* [Source data]

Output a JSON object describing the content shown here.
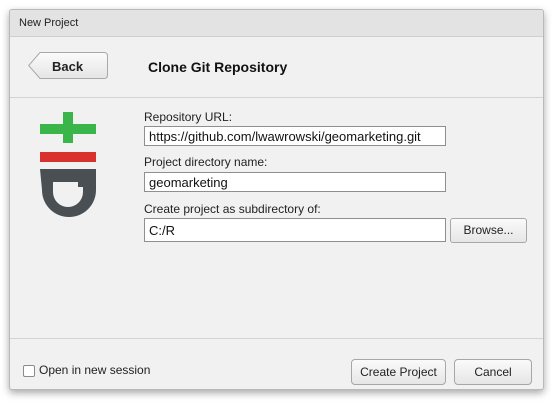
{
  "window": {
    "title": "New Project"
  },
  "header": {
    "back_label": "Back",
    "heading": "Clone Git Repository"
  },
  "logo": {
    "name": "git-icon",
    "colors": {
      "green": "#39b54a",
      "red": "#d9312e",
      "dark": "#4a4f54"
    }
  },
  "form": {
    "repo_url": {
      "label": "Repository URL:",
      "value": "https://github.com/lwawrowski/geomarketing.git"
    },
    "dir_name": {
      "label": "Project directory name:",
      "value": "geomarketing"
    },
    "subdir": {
      "label": "Create project as subdirectory of:",
      "value": "C:/R"
    },
    "browse_label": "Browse..."
  },
  "footer": {
    "open_new_session_label": "Open in new session",
    "open_new_session_checked": false,
    "create_label": "Create Project",
    "cancel_label": "Cancel"
  }
}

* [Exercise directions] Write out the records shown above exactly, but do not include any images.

* [Written solution]
Output a JSON object describing the content shown here.
{
  "window": {
    "title": "New Project"
  },
  "header": {
    "back_label": "Back",
    "heading": "Clone Git Repository"
  },
  "logo": {
    "name": "git-icon",
    "colors": {
      "green": "#39b54a",
      "red": "#d9312e",
      "dark": "#4a4f54"
    }
  },
  "form": {
    "repo_url": {
      "label": "Repository URL:",
      "value": "https://github.com/lwawrowski/geomarketing.git"
    },
    "dir_name": {
      "label": "Project directory name:",
      "value": "geomarketing"
    },
    "subdir": {
      "label": "Create project as subdirectory of:",
      "value": "C:/R"
    },
    "browse_label": "Browse..."
  },
  "footer": {
    "open_new_session_label": "Open in new session",
    "open_new_session_checked": false,
    "create_label": "Create Project",
    "cancel_label": "Cancel"
  }
}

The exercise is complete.